Website and app data records:
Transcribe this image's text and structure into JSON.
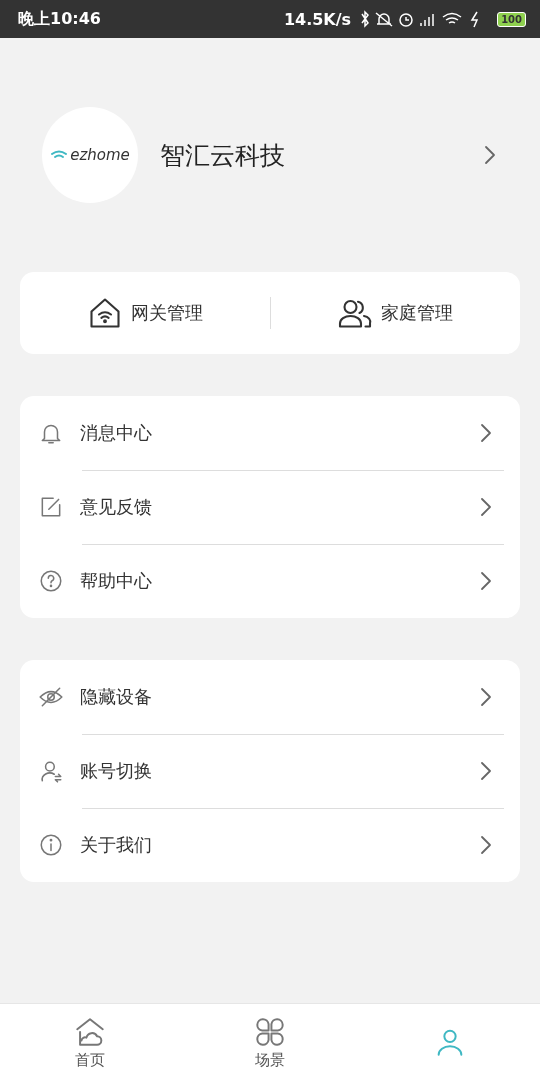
{
  "status_bar": {
    "time": "晚上10:46",
    "speed": "14.5K/s",
    "battery": "100"
  },
  "profile": {
    "logo_text": "ezhome",
    "name": "智汇云科技"
  },
  "quick_actions": [
    {
      "kind": "gateway",
      "label": "网关管理"
    },
    {
      "kind": "family",
      "label": "家庭管理"
    }
  ],
  "menu_groups": [
    [
      {
        "kind": "bell",
        "label": "消息中心"
      },
      {
        "kind": "edit",
        "label": "意见反馈"
      },
      {
        "kind": "help",
        "label": "帮助中心"
      }
    ],
    [
      {
        "kind": "hidden",
        "label": "隐藏设备"
      },
      {
        "kind": "switch",
        "label": "账号切换"
      },
      {
        "kind": "info",
        "label": "关于我们"
      }
    ]
  ],
  "tabs": [
    {
      "kind": "home",
      "label": "首页",
      "selected": false
    },
    {
      "kind": "scene",
      "label": "场景",
      "selected": false
    },
    {
      "kind": "me",
      "selected": true
    }
  ]
}
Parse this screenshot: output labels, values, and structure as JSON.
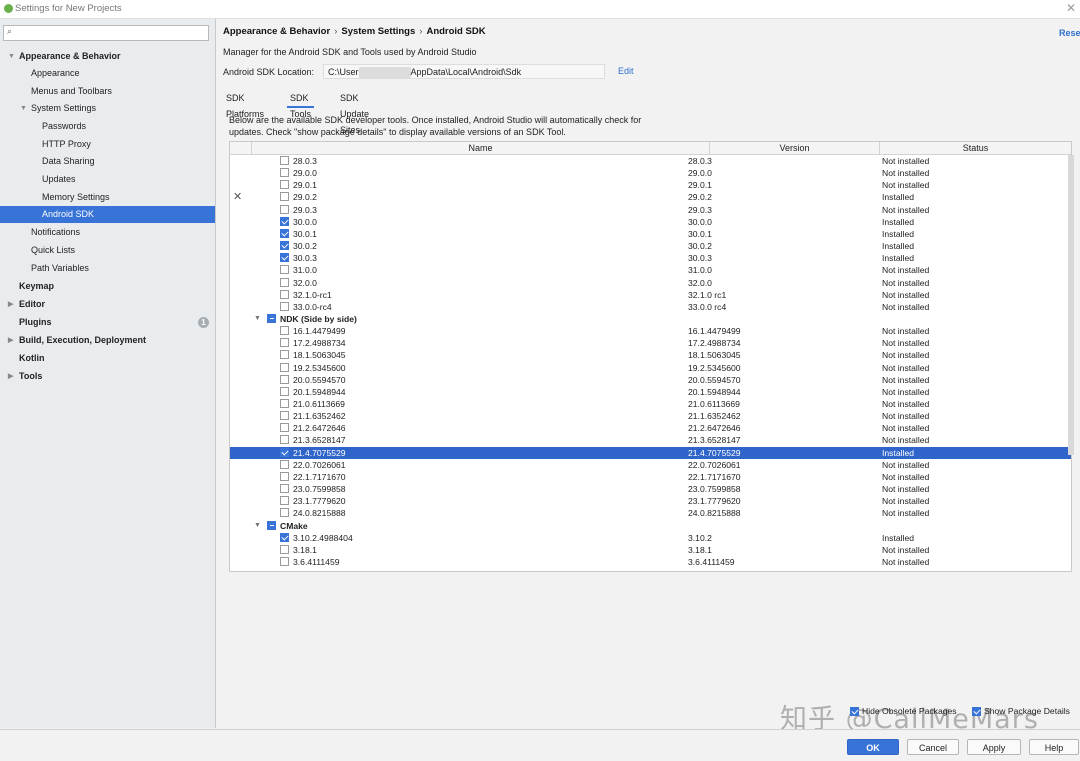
{
  "window": {
    "title": "Settings for New Projects"
  },
  "sidebar": {
    "search_placeholder": "Q",
    "items": [
      {
        "label": "Appearance & Behavior",
        "level": 0,
        "bold": true,
        "arrow": "▼"
      },
      {
        "label": "Appearance",
        "level": 1
      },
      {
        "label": "Menus and Toolbars",
        "level": 1
      },
      {
        "label": "System Settings",
        "level": 1,
        "arrow": "▼"
      },
      {
        "label": "Passwords",
        "level": 2
      },
      {
        "label": "HTTP Proxy",
        "level": 2
      },
      {
        "label": "Data Sharing",
        "level": 2
      },
      {
        "label": "Updates",
        "level": 2
      },
      {
        "label": "Memory Settings",
        "level": 2
      },
      {
        "label": "Android SDK",
        "level": 2,
        "selected": true
      },
      {
        "label": "Notifications",
        "level": 1
      },
      {
        "label": "Quick Lists",
        "level": 1
      },
      {
        "label": "Path Variables",
        "level": 1
      },
      {
        "label": "Keymap",
        "level": 0,
        "bold": true
      },
      {
        "label": "Editor",
        "level": 0,
        "bold": true,
        "arrow": "▶"
      },
      {
        "label": "Plugins",
        "level": 0,
        "bold": true,
        "badge": "1"
      },
      {
        "label": "Build, Execution, Deployment",
        "level": 0,
        "bold": true,
        "arrow": "▶"
      },
      {
        "label": "Kotlin",
        "level": 0,
        "bold": true
      },
      {
        "label": "Tools",
        "level": 0,
        "bold": true,
        "arrow": "▶"
      }
    ]
  },
  "breadcrumb": [
    "Appearance & Behavior",
    "System Settings",
    "Android SDK"
  ],
  "breadcrumb_sep": "›",
  "reset_label": "Rese",
  "description": "Manager for the Android SDK and Tools used by Android Studio",
  "sdk_location": {
    "label": "Android SDK Location:",
    "value_prefix": "C:\\User",
    "value_suffix": "AppData\\Local\\Android\\Sdk",
    "edit_label": "Edit"
  },
  "tabs": [
    {
      "label": "SDK Platforms",
      "active": false
    },
    {
      "label": "SDK Tools",
      "active": true
    },
    {
      "label": "SDK Update Sites",
      "active": false
    }
  ],
  "info_text": "Below are the available SDK developer tools. Once installed, Android Studio will automatically check for updates. Check \"show package details\" to display available versions of an SDK Tool.",
  "table": {
    "headers": [
      "Name",
      "Version",
      "Status"
    ],
    "rows": [
      {
        "name": "28.0.3",
        "version": "28.0.3",
        "status": "Not installed",
        "checked": false,
        "indent": 2
      },
      {
        "name": "29.0.0",
        "version": "29.0.0",
        "status": "Not installed",
        "checked": false,
        "indent": 2
      },
      {
        "name": "29.0.1",
        "version": "29.0.1",
        "status": "Not installed",
        "checked": false,
        "indent": 2
      },
      {
        "name": "29.0.2",
        "version": "29.0.2",
        "status": "Installed",
        "checked": false,
        "indent": 2
      },
      {
        "name": "29.0.3",
        "version": "29.0.3",
        "status": "Not installed",
        "checked": false,
        "indent": 2
      },
      {
        "name": "30.0.0",
        "version": "30.0.0",
        "status": "Installed",
        "checked": true,
        "indent": 2
      },
      {
        "name": "30.0.1",
        "version": "30.0.1",
        "status": "Installed",
        "checked": true,
        "indent": 2
      },
      {
        "name": "30.0.2",
        "version": "30.0.2",
        "status": "Installed",
        "checked": true,
        "indent": 2
      },
      {
        "name": "30.0.3",
        "version": "30.0.3",
        "status": "Installed",
        "checked": true,
        "indent": 2
      },
      {
        "name": "31.0.0",
        "version": "31.0.0",
        "status": "Not installed",
        "checked": false,
        "indent": 2
      },
      {
        "name": "32.0.0",
        "version": "32.0.0",
        "status": "Not installed",
        "checked": false,
        "indent": 2
      },
      {
        "name": "32.1.0-rc1",
        "version": "32.1.0 rc1",
        "status": "Not installed",
        "checked": false,
        "indent": 2
      },
      {
        "name": "33.0.0-rc4",
        "version": "33.0.0 rc4",
        "status": "Not installed",
        "checked": false,
        "indent": 2
      },
      {
        "name": "NDK (Side by side)",
        "version": "",
        "status": "",
        "group": true,
        "mixed": true,
        "indent": 1
      },
      {
        "name": "16.1.4479499",
        "version": "16.1.4479499",
        "status": "Not installed",
        "checked": false,
        "indent": 2
      },
      {
        "name": "17.2.4988734",
        "version": "17.2.4988734",
        "status": "Not installed",
        "checked": false,
        "indent": 2
      },
      {
        "name": "18.1.5063045",
        "version": "18.1.5063045",
        "status": "Not installed",
        "checked": false,
        "indent": 2
      },
      {
        "name": "19.2.5345600",
        "version": "19.2.5345600",
        "status": "Not installed",
        "checked": false,
        "indent": 2
      },
      {
        "name": "20.0.5594570",
        "version": "20.0.5594570",
        "status": "Not installed",
        "checked": false,
        "indent": 2
      },
      {
        "name": "20.1.5948944",
        "version": "20.1.5948944",
        "status": "Not installed",
        "checked": false,
        "indent": 2
      },
      {
        "name": "21.0.6113669",
        "version": "21.0.6113669",
        "status": "Not installed",
        "checked": false,
        "indent": 2
      },
      {
        "name": "21.1.6352462",
        "version": "21.1.6352462",
        "status": "Not installed",
        "checked": false,
        "indent": 2
      },
      {
        "name": "21.2.6472646",
        "version": "21.2.6472646",
        "status": "Not installed",
        "checked": false,
        "indent": 2
      },
      {
        "name": "21.3.6528147",
        "version": "21.3.6528147",
        "status": "Not installed",
        "checked": false,
        "indent": 2
      },
      {
        "name": "21.4.7075529",
        "version": "21.4.7075529",
        "status": "Installed",
        "checked": true,
        "selected": true,
        "indent": 2
      },
      {
        "name": "22.0.7026061",
        "version": "22.0.7026061",
        "status": "Not installed",
        "checked": false,
        "indent": 2
      },
      {
        "name": "22.1.7171670",
        "version": "22.1.7171670",
        "status": "Not installed",
        "checked": false,
        "indent": 2
      },
      {
        "name": "23.0.7599858",
        "version": "23.0.7599858",
        "status": "Not installed",
        "checked": false,
        "indent": 2
      },
      {
        "name": "23.1.7779620",
        "version": "23.1.7779620",
        "status": "Not installed",
        "checked": false,
        "indent": 2
      },
      {
        "name": "24.0.8215888",
        "version": "24.0.8215888",
        "status": "Not installed",
        "checked": false,
        "indent": 2
      },
      {
        "name": "CMake",
        "version": "",
        "status": "",
        "group": true,
        "mixed": true,
        "indent": 1
      },
      {
        "name": "3.10.2.4988404",
        "version": "3.10.2",
        "status": "Installed",
        "checked": true,
        "indent": 2
      },
      {
        "name": "3.18.1",
        "version": "3.18.1",
        "status": "Not installed",
        "checked": false,
        "indent": 2
      },
      {
        "name": "3.6.4111459",
        "version": "3.6.4111459",
        "status": "Not installed",
        "checked": false,
        "indent": 2
      }
    ]
  },
  "options": {
    "hide_obsolete": "Hide Obsolete Packages",
    "show_details": "Show Package Details"
  },
  "watermark": "知乎 @CallMeMars",
  "buttons": {
    "ok": "OK",
    "cancel": "Cancel",
    "apply": "Apply",
    "help": "Help"
  },
  "colors": {
    "accent": "#3874d8",
    "selection": "#2f65ca",
    "link": "#2f6fce"
  }
}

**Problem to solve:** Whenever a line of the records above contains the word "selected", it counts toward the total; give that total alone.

**Solution to this problem:** 5